Lottery offsets wagering weakness for Tabcorp in FY results
Australia’s Tabcorp has reported revenue of AUD$5.5bn (£3.08bn/€3.32bn/$3.71bn) for its financial year ended 30 June, 2019, strong growth in lottery revenue offsetting a decline in revenue from its Wagering & Media division over the year.
On a pro-forma basis, looking at the combined results of Tabcorp and Tatts for the prior year, revenue was up 8.7% year-on-year. From the date of the closing of the Tatts acquisition on 14 December 2017, and with Tabcorp’s 2017-18 results restated to reflect the discontinuation of the Sun Bets joint venture, revenue was up 45.9%.
The majority of revenue came from Tabcorp’s Lotteries and Keno division, which accounted for $2.9bn, or 52.2%, of the group total. This represented a 22.8% year-on-year increase.
Powerball proved the standout performer, accounting for 28% of the division’s revenue, with the game benefitting from product improvements to increase jackpots.
“We have been focused on driving sustainable growth through investments in our digital and retail channels, as well as game innovation,” Tabcorp chief executive and managing director David Attenborough said. “The new Powerball game reinvigorated the Australian lottery market, delivering bigger jackpots more often.”
This resulted in increased cross-sell to other games, such as the Monday and Wednesday lotto draws (27% of revenue, with Saturday Lotto draws) and Set for Live (8% of revenue).
Digital revenue was up 73.5% year-on-year, and now accounts for 23.5% of lottery revenue, while active registered players increased 22.2% to 3.3m over the year.
The Wagering and Media division, however, endured a difficult year. Pro-forma revenue fell 3.6% year-on-year to $2.3bn. When the Victorian racing industry’s share from its joint venture with Tabcorp was factored in, revenue amounted to $2.4bn, down 4.4% year-on-year.
Wagering and Media turnover for the year fell 1.2% to $16.1bn, with declines in stakes through retail and call centres offset by a 7.7% rise in digital turnover to $6.8bn. Digital now accounts for 44.6% of TAB revenue.
UBet, the wagering business acquired through the Tatts merger, struggled most, with revenue down 7.2% to $517.1m, though Tabcorp noted that it this decline had slowed following the acquisition. UBet still remains a retail-first business, with digital betting only accounting for 34.1% of revenue.

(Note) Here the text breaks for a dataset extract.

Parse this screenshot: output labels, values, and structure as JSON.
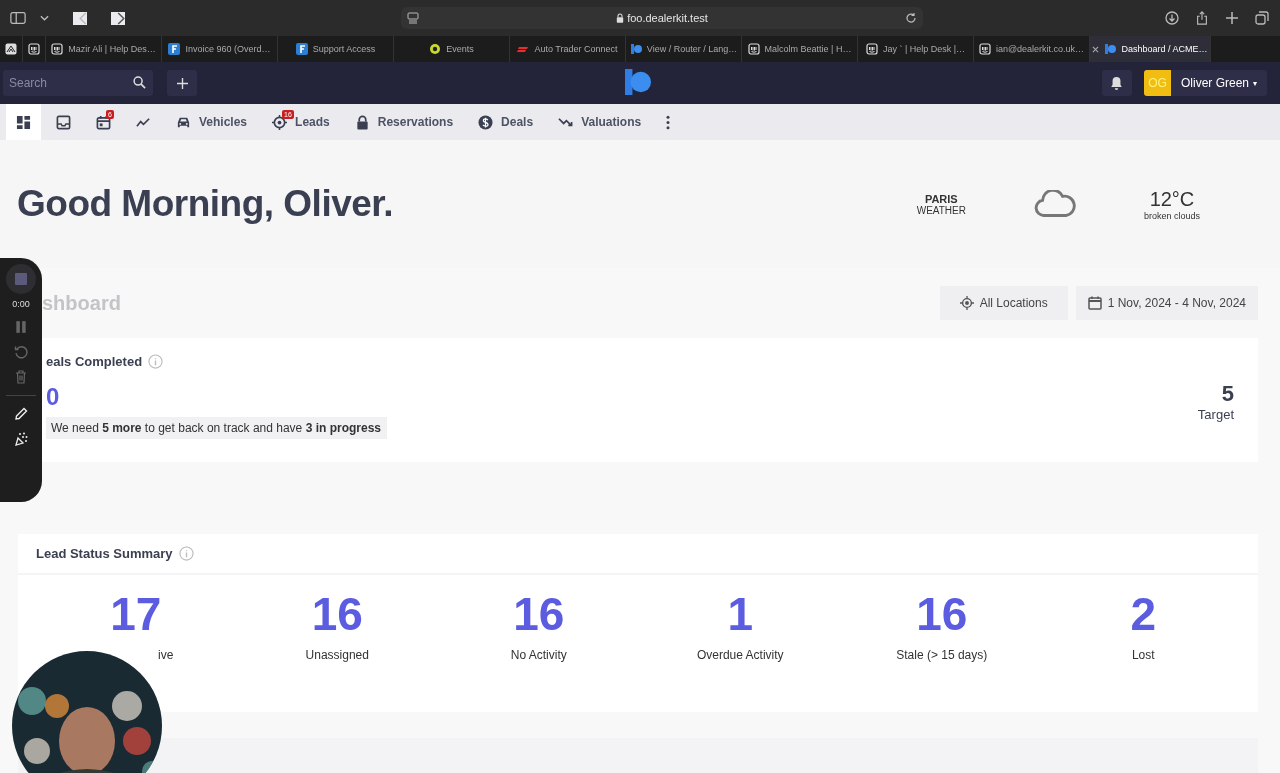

Attenborough said integrating the legacy TAB and acquired UBet businesses had been the division’s focus in FY19, with UBet expected to be fully aligned with the TAB by the second half of the operator’s 2020 financial year.
The Max gaming services business, meanwhile, saw revenue fall 3.5% to $304.0m. This was blamed on the expiry of contracts in Victoria.
After revenue-related costs were stripped out, Tabcorp’s variable contribution for the year amounted to $2.0bn, up 3.9% year-on-year. A marginal rise in operating costs to $914.5m left earnings before interest, tax, depreciation and amortisation of $1.1bn, up 7.6% on a pro-forma basis.
Attenborough noted that the integration programme to combine the Tabcorp and Tatts businesses had delivered EBITDA synergies of $64m over the year. This was ahead of the mid-year target of $55m, leaving the operator on track to realise between $130m and $145m in synergies by FY21.
Once depreciation and amortisation of $304.1m was stripped out, earnings before interest and tax were up 9.3% year-on-year at $760.6m. Net profit for the year leapt to $362.5m once interest expenses, taxes and significant items - including Sun Bets - were factored in.